**** Record set
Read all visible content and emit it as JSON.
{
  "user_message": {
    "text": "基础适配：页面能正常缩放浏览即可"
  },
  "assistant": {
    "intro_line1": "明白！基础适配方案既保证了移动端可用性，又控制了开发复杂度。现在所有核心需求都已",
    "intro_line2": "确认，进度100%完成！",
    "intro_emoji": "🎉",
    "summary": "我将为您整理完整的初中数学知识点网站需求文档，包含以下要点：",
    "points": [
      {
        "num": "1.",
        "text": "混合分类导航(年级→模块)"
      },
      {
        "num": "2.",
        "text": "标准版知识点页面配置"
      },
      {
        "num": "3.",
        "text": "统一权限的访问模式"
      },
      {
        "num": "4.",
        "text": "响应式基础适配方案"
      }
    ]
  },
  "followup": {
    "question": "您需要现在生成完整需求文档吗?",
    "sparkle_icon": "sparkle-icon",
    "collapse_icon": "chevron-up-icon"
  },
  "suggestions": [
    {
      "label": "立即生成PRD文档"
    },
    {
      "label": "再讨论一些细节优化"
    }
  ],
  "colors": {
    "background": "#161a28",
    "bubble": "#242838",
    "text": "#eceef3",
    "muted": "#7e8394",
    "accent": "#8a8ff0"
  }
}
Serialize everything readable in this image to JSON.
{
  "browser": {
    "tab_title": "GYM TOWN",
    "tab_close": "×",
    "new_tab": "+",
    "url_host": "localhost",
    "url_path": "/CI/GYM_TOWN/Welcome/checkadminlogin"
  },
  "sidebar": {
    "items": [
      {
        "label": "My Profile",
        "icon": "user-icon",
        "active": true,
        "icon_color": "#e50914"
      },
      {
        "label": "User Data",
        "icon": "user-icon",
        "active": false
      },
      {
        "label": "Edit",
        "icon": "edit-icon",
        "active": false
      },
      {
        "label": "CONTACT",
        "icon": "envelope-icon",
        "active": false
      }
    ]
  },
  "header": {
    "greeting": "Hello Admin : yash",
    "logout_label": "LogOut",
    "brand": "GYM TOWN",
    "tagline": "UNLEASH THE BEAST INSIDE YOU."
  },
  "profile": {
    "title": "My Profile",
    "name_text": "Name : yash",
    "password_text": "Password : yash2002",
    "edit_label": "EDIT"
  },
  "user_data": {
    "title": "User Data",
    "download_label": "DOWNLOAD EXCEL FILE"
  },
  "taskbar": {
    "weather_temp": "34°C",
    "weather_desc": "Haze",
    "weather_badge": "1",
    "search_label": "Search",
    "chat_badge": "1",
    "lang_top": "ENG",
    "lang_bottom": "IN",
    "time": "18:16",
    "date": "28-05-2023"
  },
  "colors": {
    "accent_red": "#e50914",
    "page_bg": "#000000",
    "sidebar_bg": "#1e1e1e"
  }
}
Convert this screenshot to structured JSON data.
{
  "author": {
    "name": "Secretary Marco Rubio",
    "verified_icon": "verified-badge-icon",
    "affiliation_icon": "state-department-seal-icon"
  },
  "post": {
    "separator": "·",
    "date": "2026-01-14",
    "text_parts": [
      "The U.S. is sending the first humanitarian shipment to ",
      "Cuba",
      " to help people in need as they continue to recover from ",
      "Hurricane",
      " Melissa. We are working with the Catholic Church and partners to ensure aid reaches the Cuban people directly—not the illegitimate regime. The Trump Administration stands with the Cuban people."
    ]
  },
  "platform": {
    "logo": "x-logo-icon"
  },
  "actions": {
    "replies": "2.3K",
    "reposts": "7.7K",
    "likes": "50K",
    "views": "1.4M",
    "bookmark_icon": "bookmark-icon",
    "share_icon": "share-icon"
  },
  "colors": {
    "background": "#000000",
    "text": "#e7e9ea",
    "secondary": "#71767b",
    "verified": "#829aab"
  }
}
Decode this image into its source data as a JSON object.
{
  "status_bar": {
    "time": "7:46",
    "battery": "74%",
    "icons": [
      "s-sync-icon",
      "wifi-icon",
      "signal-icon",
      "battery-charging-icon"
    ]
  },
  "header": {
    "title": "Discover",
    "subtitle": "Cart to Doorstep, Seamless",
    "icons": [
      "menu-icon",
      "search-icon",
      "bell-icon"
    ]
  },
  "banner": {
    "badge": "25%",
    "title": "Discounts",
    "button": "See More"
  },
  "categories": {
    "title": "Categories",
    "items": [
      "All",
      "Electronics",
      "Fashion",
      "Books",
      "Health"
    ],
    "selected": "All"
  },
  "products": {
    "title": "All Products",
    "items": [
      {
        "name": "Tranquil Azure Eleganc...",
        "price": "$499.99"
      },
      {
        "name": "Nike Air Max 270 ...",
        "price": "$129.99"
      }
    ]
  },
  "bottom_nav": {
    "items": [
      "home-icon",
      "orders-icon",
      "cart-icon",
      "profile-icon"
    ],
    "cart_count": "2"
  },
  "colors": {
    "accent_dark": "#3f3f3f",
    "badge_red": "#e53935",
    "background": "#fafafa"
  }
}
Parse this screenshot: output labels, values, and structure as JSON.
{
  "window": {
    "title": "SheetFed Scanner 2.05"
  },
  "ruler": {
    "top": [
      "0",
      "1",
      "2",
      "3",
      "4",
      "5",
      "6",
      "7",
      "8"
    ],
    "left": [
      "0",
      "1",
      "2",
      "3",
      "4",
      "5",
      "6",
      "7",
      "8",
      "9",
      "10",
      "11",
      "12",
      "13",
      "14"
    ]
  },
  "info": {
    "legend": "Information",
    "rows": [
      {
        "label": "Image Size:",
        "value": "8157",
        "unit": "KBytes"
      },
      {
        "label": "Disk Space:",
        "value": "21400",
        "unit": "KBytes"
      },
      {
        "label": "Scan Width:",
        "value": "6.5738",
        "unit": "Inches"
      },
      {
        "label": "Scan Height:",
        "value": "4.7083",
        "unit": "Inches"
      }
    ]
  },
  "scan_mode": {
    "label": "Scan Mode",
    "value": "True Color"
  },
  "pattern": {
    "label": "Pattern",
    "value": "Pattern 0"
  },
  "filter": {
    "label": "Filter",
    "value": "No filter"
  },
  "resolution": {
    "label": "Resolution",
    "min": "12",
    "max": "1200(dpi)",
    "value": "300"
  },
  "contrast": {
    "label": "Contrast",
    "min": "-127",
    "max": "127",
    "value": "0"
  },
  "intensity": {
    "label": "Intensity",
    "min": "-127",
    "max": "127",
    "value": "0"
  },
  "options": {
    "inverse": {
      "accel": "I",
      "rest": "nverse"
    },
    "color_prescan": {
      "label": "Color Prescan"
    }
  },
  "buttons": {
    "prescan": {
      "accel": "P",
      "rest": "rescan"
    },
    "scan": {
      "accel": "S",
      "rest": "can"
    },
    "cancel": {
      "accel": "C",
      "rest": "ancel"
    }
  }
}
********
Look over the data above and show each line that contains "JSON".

Read all visible content and emit it as JSON.
Serialize everything readable in this image to JSON.
Convert this screenshot to structured JSON data.
Decode this image into its source data as a JSON object.
Parse this screenshot: output labels, values, and structure as JSON.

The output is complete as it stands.